At present, the Sun is very active – a surface covered with sunspots, frequent ejections of matter and a stronger solar wind blowing towards Earth. In the meantime, however, radiation exposure at aircraft cruising altitudes has reduced. This interesting phenomenon has now been confirmed by researchers at the German Aerospace Center (Deutsches Zentrum für Luft- und Raumfahrt; DLR) using the Falcon research aircraft.
"At DLR, we have been investigating radiation exposure at cruising altitudes since 2004," says Matthias Meier, Head of the Radiation Protection in Aviation group at the DLR Institute of Aerospace Medicine. "Already, previous measurements gave no cause for concern; now, we have been able to observe the lowest radiation levels so far."
Solar activity nearing a maximum
The magnetic field of the wind from the Sun acts as a protective 'bubble' that shields galactic cosmic rays. "The solar wind is currently stronger, so fewer energetic particles from the galaxy reach the interior of the Solar system and Earth," explains Meier. The Sun goes through a natural cycle, in which, as is the case in 2013, it is particularly active approximately every 11 years.
The solar wind itself does not contribute to the radiation field at cruising altitudes, since the particles from the Sun are generally too low in energy to penetrate deeply enough into the atmosphere. High-energy cosmic rays, however, interact with air molecules in the upper layers of the atmosphere, high above the usual flight corridors, which are at an altitude of about 10 kilometres. "These interactions produce secondary particles, and using our detectors we can observe their interaction with matter," adds Meier.
Measuring flights over Bavaria and Norway
In May 2013, the DLR Falcon flew over Bavaria and southern Norway. From its home base in Oberpfaffenhofen near Munich, the researchers first flew over Bavaria, then to Aalborg in Denmark and from there to Oslo. Measuring flights in the Bavarian and Norwegian airspace were performed at altitudes ranging from 9 to 12 kilometres. "The first results are now available," says Meier. "They show that radiation exposure at cruising altitudes, when compared to measurements carried out in late 2007 – near the solar minimum – has been reduced by about 10 percent due to the increased solar activity."
Cosmic radiation can be investigated particularly well in the polar regions of the Earth. "From the equator up to around 60 degrees latitude, shielding of galactic cosmic radiation by Earth's magnetic field is observable at flight altitudes," says Meier. Towards the poles, where the magnetic field lines reach the surface, high-energy cosmic particles enter the atmosphere, largely unaffected by this field.
Solar storms, strictly speaking solar particle events associated with the emission of high-energy particles, can in principle lead to significantly increased short-term exposures, especially in the polar regions. "However, this only occurs extremely rarely, and usually most of these space weather events even lead to a reduction in radiation exposure at cruising altitudes due to the magnetic field generated by the particles. An accurate statement in individual cases is only possible with comprehensive information," explains Meier.

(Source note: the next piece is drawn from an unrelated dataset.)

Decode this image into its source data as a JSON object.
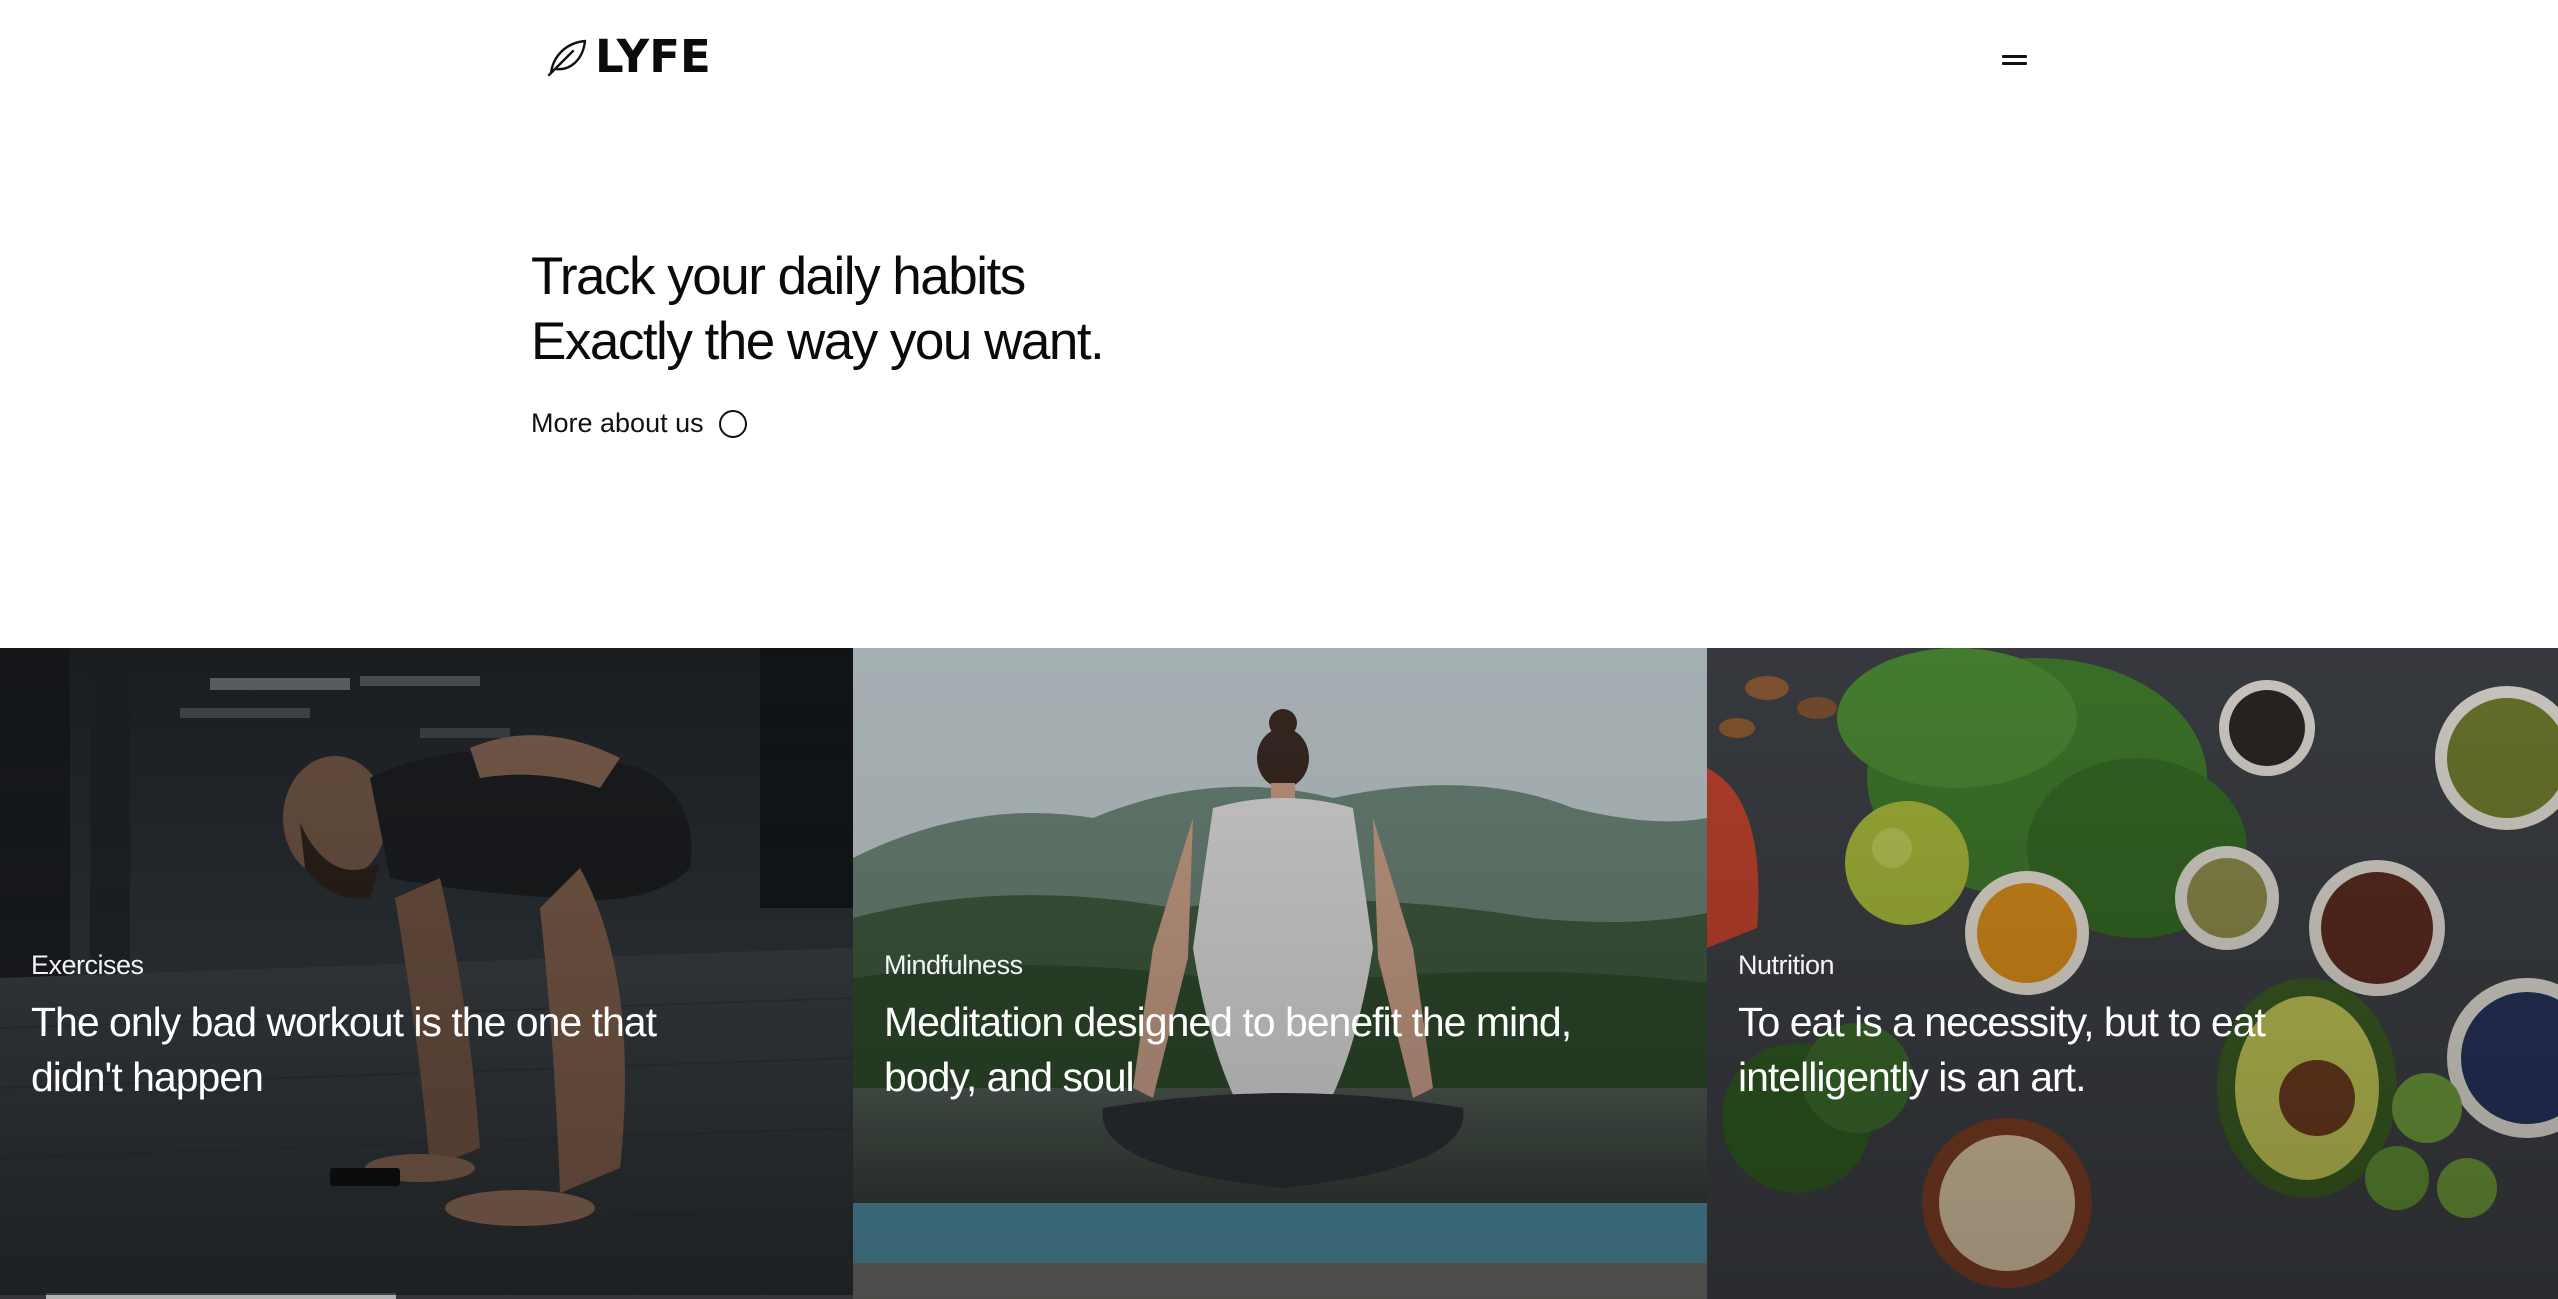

The latest results show that, even on polar routes, the radiation exposure of aircrew is far below the dose limits. Nevertheless, researchers are working on the development of real time space weather warnings and operational procedures for flight operations to keep the radiation exposure of aircrew and passengers as low as reasonably achievable.